It All Adds Up Math Teaching Method Seen As Way To Boost Test Scores
The first-and second-graders in Sandy Wills’ class sat on the floor in front of a white board covered with a variety of purple math problems.
On cue, they began chanting in unison, figuring out the problems together out loud as Wills followed along with a green pen.
First, they tackled a few addition problems, then subtraction.
“Four take away nine, can’t DO it. Borrow a 10, that leaves five …,” they continued without pause.
Every day, students in Ramsey Elementary School classes spend 15 or 20 minutes working out problems this way.
The new method, called Math Concepts, is being championed as an effective way to teach math and boost test scores.
Ramsey teachers started using it this year after visiting a model program at Lincoln Elementary School in Nampa, Idaho. Ramsey school purchased a white board for every classroom for the Math Concepts method.
“Whether they’re all there or not, it’s like a tape recording,” Wills said. “They’re saying a process. It’s amazing how they pick it up.”
Teachers at Ramsey already have noticed a difference with their students.
“I can see that their skills are a lot higher than the children were this time last year,” said Ellen Wells, a first-grade teacher.
School board members and teachers from other schools have visited Ramsey’s classrooms after hearing about the new program.
Interest in the teaching method mushroomed when people heard that Lincoln Elementary’s standardized test scores in math have increased 30 percentage points since teachers started using Math Concepts three years ago.
Lincoln Principal Rebecca Stallcop finally called a stop to classroom visitors two weeks ago, after ushering almost 500 observers through this year.
“Districts should be interested because you’re not paying for math books every few years,” Stallcop said. Math textbooks “also bore kids to death.”
“We’ve been boring kids for years,” she continued. “Teaching has to be more fast-paced now. Kids watch so much television. We need to be moving and teaching more information.”
Instead of relying on books, teachers write a variety of problems on the board based on the math curriculum.
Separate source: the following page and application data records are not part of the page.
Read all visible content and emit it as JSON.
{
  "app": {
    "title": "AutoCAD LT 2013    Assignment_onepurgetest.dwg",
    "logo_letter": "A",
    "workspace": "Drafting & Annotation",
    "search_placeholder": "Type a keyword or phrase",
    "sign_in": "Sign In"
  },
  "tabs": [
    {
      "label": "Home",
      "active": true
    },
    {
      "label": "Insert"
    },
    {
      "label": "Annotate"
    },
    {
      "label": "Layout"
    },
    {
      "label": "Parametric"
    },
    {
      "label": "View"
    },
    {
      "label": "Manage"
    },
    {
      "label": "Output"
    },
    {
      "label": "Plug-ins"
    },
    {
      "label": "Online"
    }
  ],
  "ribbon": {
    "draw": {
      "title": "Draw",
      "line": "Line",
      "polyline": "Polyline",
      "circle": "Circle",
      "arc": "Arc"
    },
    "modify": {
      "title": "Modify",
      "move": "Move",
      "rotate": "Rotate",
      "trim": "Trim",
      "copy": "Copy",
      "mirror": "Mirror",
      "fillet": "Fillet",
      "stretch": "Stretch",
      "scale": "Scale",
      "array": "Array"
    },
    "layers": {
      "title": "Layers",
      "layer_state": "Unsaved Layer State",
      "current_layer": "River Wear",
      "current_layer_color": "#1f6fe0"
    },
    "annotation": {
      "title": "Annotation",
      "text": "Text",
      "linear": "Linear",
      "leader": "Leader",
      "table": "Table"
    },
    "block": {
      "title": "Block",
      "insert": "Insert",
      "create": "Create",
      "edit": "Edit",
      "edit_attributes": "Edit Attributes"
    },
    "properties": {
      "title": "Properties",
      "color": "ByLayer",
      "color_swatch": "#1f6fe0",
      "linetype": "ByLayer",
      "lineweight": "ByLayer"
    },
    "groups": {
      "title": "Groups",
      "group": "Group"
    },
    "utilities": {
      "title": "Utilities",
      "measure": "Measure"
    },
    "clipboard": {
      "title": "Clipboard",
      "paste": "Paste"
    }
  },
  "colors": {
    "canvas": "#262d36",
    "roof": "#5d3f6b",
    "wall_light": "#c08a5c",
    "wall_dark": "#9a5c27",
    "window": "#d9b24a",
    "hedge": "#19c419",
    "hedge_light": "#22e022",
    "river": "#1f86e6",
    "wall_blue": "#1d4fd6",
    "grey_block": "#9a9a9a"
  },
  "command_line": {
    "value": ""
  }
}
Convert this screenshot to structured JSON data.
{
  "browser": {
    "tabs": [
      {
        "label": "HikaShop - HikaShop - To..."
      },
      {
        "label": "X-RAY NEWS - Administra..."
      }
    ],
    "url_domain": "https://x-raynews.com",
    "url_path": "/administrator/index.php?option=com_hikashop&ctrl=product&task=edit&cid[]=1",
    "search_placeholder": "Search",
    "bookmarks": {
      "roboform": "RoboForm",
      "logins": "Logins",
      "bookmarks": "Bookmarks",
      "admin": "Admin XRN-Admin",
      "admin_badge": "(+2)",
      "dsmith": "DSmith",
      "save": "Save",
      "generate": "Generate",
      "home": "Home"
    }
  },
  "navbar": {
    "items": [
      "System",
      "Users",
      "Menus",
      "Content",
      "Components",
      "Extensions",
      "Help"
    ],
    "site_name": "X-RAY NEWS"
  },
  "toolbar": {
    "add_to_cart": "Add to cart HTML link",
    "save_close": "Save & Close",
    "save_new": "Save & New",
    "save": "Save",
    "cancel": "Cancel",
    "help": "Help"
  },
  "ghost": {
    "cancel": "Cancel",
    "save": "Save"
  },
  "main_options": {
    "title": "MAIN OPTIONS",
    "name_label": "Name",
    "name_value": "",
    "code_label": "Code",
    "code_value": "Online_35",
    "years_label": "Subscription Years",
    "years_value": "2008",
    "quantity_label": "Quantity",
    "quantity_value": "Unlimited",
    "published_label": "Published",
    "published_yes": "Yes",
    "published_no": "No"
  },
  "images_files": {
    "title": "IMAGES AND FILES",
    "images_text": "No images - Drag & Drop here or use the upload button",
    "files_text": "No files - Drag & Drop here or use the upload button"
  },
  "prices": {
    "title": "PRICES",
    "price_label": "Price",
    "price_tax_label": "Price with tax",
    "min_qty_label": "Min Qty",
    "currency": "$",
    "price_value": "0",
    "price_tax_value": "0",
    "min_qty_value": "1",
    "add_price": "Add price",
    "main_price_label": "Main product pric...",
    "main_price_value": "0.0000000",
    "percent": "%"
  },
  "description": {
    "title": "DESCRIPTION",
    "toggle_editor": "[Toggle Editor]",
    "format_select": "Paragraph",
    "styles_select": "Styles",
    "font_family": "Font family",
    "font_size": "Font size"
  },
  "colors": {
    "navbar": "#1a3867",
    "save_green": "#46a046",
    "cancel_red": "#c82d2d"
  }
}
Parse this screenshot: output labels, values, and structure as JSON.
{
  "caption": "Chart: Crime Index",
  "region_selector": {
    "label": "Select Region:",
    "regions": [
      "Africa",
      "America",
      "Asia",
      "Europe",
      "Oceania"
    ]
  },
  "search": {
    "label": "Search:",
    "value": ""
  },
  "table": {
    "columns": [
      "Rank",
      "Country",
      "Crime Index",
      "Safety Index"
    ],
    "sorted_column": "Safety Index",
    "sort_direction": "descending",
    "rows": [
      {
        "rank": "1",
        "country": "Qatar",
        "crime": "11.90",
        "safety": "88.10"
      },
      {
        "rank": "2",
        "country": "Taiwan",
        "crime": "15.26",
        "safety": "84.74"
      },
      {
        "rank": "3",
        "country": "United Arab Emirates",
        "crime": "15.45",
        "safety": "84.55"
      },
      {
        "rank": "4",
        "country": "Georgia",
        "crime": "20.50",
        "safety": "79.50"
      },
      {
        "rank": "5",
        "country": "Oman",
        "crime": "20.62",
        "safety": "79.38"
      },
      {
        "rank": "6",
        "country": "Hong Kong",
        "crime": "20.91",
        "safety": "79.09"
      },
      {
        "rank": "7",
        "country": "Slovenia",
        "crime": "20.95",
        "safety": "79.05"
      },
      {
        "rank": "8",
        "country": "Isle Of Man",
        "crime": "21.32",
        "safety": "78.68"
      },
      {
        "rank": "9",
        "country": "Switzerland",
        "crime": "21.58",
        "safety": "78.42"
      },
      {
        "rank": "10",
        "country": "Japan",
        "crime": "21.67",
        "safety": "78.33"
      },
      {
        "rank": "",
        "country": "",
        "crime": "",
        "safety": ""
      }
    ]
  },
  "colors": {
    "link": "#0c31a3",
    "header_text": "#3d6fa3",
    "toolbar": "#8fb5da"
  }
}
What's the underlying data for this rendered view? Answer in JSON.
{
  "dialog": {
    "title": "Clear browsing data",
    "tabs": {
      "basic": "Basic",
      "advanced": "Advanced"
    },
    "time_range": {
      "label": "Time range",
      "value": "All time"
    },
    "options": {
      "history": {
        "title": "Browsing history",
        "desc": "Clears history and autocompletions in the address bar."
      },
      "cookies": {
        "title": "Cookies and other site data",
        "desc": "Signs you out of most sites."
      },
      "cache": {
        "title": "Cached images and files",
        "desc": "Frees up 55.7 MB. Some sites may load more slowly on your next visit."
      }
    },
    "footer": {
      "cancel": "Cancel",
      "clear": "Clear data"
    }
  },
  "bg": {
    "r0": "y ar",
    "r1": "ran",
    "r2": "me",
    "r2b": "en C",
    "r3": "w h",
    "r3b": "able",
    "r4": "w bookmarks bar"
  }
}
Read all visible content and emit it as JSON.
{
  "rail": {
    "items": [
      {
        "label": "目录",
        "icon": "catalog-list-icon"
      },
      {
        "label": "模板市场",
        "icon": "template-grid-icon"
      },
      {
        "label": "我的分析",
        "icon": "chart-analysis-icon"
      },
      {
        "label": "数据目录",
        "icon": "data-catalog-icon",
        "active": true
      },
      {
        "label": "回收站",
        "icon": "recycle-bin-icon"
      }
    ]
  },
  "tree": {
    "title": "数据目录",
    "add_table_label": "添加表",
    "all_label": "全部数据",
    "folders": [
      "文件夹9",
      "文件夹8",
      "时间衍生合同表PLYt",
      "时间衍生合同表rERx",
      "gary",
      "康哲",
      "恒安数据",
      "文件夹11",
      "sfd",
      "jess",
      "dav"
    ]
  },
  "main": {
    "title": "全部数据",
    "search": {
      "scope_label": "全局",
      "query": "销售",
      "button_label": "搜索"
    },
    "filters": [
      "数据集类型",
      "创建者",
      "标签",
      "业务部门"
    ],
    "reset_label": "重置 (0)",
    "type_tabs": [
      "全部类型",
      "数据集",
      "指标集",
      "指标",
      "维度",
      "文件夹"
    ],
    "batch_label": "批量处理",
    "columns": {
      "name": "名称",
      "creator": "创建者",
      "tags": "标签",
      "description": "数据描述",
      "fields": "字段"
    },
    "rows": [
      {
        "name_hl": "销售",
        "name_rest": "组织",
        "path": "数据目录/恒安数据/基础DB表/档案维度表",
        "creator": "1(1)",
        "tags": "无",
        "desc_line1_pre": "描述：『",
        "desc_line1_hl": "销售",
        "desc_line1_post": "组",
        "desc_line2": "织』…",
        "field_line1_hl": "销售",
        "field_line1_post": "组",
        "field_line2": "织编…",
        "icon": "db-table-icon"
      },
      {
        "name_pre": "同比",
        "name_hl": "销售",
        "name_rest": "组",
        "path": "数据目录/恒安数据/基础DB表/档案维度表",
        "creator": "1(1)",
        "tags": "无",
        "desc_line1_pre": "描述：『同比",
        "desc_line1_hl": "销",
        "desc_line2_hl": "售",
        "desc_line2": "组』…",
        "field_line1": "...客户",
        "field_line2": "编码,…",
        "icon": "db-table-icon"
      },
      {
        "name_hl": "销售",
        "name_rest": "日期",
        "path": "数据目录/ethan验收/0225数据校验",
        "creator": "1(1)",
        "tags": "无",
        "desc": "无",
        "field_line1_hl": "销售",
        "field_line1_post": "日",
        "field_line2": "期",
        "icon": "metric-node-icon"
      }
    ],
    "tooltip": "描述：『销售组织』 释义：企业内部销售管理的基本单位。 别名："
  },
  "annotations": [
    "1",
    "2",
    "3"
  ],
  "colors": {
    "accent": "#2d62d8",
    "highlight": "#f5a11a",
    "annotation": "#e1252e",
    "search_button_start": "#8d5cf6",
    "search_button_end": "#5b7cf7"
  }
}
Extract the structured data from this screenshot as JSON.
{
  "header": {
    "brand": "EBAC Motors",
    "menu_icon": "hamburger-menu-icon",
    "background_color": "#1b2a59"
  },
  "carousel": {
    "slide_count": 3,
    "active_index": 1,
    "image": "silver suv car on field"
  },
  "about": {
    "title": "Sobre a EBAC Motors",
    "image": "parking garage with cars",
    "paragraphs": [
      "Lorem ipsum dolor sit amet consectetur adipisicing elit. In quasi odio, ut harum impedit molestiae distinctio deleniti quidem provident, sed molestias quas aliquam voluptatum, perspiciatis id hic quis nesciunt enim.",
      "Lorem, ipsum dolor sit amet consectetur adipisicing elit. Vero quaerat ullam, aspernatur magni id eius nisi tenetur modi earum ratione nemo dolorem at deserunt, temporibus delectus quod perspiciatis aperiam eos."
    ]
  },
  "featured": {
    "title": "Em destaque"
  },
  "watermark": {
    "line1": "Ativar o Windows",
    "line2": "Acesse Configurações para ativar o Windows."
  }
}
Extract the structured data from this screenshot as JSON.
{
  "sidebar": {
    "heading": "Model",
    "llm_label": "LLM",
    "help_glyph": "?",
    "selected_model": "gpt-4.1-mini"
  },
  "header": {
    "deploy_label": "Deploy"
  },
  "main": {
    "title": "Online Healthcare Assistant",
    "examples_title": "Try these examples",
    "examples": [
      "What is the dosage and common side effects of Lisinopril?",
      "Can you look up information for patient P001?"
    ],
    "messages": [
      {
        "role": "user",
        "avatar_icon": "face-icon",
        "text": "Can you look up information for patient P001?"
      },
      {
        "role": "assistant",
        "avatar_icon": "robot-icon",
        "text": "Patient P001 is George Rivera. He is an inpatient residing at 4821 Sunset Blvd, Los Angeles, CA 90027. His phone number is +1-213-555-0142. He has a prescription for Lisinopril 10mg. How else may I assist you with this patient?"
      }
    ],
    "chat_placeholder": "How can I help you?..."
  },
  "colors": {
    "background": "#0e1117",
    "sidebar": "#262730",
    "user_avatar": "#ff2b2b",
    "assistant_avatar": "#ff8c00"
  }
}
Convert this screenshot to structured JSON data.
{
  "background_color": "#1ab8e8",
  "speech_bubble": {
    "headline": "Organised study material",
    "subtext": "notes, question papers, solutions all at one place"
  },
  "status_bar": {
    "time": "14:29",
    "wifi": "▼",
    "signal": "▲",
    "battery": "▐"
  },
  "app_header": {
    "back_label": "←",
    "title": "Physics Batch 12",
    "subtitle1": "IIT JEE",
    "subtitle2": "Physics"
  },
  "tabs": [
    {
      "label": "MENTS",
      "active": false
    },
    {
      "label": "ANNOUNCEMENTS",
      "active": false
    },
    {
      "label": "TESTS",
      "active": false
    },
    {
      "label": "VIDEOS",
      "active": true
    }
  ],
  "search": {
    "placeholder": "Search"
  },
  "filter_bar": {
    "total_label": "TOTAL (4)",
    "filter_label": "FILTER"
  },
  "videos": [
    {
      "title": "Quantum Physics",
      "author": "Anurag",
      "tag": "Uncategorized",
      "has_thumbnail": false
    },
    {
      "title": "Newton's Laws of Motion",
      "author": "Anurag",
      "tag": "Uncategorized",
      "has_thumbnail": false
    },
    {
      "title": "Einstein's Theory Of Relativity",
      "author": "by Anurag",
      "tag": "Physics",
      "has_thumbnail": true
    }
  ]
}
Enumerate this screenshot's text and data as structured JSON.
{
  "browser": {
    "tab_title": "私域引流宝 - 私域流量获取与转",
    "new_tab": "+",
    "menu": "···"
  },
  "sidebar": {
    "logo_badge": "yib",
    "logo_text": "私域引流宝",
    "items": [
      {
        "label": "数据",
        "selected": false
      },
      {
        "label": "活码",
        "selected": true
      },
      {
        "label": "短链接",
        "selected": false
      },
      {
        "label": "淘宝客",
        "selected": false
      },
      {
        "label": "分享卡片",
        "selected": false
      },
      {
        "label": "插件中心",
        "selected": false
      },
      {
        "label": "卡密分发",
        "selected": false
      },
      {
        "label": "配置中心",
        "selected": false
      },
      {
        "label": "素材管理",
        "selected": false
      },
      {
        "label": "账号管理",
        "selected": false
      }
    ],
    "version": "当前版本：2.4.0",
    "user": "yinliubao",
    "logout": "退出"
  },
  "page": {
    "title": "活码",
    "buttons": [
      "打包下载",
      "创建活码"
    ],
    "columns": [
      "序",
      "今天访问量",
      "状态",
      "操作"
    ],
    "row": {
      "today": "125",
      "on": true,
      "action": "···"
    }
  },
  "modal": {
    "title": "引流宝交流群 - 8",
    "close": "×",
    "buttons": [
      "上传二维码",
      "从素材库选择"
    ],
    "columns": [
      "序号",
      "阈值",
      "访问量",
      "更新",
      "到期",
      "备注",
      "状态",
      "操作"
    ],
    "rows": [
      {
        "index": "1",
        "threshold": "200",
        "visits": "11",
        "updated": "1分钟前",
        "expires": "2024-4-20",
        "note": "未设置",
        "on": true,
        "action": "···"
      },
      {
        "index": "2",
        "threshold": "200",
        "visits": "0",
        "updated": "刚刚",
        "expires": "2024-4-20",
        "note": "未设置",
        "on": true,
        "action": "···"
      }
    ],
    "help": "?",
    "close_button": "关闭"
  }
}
This week in Wills’ class, the problems were addition, subtraction, fractions, reducing fractions, measurements and a story problem.
She leaves the problems up all week but changes the numbers every day. At the end of the week, the children are tested.
The next week, the board is different; a new math concept is added or dropped, depending on what the students have or haven’t mastered.
Fractions have been covered all year, but the problems have gotten steadily more difficult. The constant review helps children retain their skills, teachers say.
“There are some things up there I don’t expect all the kids can do,” Wills said. “But they all have a chance to do it.”
The math lessons don’t stop with the Math Concept board, however. Teachers back it up with computation work sheets, working in groups according to skill levels.
“Every teacher I’ve talked with has said they’re taking the kids further than they ever had before,” said Ramsey Principal Ann Walker. “The kids are learning, and the teachers are liking it.”